“It puts people in boxes before they have had a chance to outline what they would like to achieve or the ways in which they hope their lives change.”
He also says the assessment sessions — which have to run for at least 20 minutes, but typically last 2.5 to three hours — are not long enough to determine an applicant’s disability.
“It seems unlikely that assessors will be given the necessary time to carefully and accurately use the tools and so complete an accurate assessment,” he writes.
“Without sufficient time, the capacity to develop valid individualised plans will be undermined.”
The NDIA and the Minister for the NDIS, Stuart Robert, have declined to be interviewed about the new model and Professor Bonyhady’s criticism.
In a statement, Mr Robert said the changes would align the scheme’s assessment processes with the original design of the NDIS by the Productivity Commission in 2011.
“The government acknowledges there is an inordinate amount of fear and stress amongst NDIS participants, largely due to the spread of misinformation about the reforms,” the statement said.
“The government completely rejects any notion there has been no consultation on reforms to the NDIS.”
Mr Bonyhady’s submission says the changes “could have the unintended consequence of potentially undermining the sustainability of the scheme”.
“It will inevitably lead to participants and their advocates identifying every impairment in order to increase the likelihood of a sufficient resource allocation,” he writes.
“It is also likely to generate inequity, as those who are better educated or more knowledgeable about the underlying assumptions of the questions will be more successful in detailing their impairments in a particular way.”
He uses the example of a question commonly used in functional assessment, “Can you dress yourself?”, which he says cannot always be answered with a “yes” or “no”.
“Without further information and context, simplistic responses risk misleading or inaccurate scores,” he writes.
“This jeopardises the validity of the entire assessment — and the resource allocation which will follow it.”
Last week, more than 20 disability organisations called on the federal government to abandon the new model, saying they had not been properly consulted.
Professor Bonyhady was the inaugural chairman of the NDIS from 2013 to 2016 and led the advisory panel that advised the Productivity Commission’s work to design the scheme in 2010-2011.
He writes in his submission that he also coined the name National Disability Insurance Scheme during the Rudd government’s 2020 summit in 2008.
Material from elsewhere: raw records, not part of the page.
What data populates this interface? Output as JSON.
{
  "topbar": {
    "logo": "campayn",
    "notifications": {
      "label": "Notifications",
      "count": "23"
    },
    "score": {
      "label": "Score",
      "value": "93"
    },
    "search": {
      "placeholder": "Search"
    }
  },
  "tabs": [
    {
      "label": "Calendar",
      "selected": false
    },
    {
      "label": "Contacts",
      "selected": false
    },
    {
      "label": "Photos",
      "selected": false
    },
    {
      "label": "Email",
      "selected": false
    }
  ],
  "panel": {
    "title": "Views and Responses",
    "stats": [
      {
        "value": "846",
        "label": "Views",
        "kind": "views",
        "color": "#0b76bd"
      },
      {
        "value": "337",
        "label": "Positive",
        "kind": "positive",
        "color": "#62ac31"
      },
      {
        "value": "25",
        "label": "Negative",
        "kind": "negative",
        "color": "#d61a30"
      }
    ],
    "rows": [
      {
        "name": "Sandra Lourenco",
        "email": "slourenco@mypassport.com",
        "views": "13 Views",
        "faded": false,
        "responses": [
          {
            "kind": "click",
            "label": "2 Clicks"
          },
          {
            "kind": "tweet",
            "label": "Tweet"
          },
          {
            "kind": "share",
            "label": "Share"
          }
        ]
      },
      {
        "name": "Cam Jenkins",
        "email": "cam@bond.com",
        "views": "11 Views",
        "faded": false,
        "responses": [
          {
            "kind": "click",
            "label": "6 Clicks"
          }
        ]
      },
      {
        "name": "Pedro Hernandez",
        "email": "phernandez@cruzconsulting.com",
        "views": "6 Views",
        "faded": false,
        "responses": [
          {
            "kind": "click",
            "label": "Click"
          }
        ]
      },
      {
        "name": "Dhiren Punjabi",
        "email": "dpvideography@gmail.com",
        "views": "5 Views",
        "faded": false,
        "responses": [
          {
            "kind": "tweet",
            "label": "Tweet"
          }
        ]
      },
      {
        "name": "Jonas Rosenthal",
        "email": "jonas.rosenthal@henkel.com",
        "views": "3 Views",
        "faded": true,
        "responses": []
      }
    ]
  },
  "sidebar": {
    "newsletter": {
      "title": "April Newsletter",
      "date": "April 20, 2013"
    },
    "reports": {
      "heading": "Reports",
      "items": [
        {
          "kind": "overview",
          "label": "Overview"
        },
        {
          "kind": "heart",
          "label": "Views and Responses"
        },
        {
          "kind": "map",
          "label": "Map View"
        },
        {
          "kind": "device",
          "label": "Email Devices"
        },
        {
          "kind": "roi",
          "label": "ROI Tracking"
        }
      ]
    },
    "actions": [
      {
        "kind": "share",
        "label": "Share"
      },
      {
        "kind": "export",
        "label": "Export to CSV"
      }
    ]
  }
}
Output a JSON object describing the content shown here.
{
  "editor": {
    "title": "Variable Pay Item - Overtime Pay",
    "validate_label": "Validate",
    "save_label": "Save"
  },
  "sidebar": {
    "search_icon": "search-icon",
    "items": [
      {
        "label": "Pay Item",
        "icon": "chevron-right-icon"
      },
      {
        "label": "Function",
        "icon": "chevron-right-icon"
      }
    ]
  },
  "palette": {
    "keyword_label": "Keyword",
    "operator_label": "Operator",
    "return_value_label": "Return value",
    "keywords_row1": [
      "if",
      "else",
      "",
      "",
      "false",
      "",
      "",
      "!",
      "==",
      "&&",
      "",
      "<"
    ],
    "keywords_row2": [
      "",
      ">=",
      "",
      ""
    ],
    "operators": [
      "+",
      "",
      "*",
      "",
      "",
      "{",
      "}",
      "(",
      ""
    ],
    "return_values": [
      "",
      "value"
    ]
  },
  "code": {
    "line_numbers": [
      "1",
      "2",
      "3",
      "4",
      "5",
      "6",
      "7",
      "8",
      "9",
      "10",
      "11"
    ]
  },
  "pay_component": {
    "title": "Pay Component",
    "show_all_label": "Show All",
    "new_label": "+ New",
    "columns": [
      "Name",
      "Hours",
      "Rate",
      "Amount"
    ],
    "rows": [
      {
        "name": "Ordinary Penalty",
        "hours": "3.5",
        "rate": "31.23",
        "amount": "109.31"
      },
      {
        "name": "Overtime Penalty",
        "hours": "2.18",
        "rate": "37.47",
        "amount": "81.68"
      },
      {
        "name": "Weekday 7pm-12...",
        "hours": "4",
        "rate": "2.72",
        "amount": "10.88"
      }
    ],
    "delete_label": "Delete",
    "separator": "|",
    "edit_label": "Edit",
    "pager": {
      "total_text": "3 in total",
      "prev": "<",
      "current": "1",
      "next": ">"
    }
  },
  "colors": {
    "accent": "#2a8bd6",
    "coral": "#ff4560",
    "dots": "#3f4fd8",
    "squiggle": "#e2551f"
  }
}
Professor Bonyhady now heads the Melbourne Disability Institute at the University of Melbourne.
“For a decade and a half, meeting individualised needs, ensuring fairness and justice for people with disability, especially those facing multiple disadvantages, have been the driving forces behind my commitment to what is now the NDIS,” he writes.
“Regrettably, independent assessment is totally inconsistent with this vision.”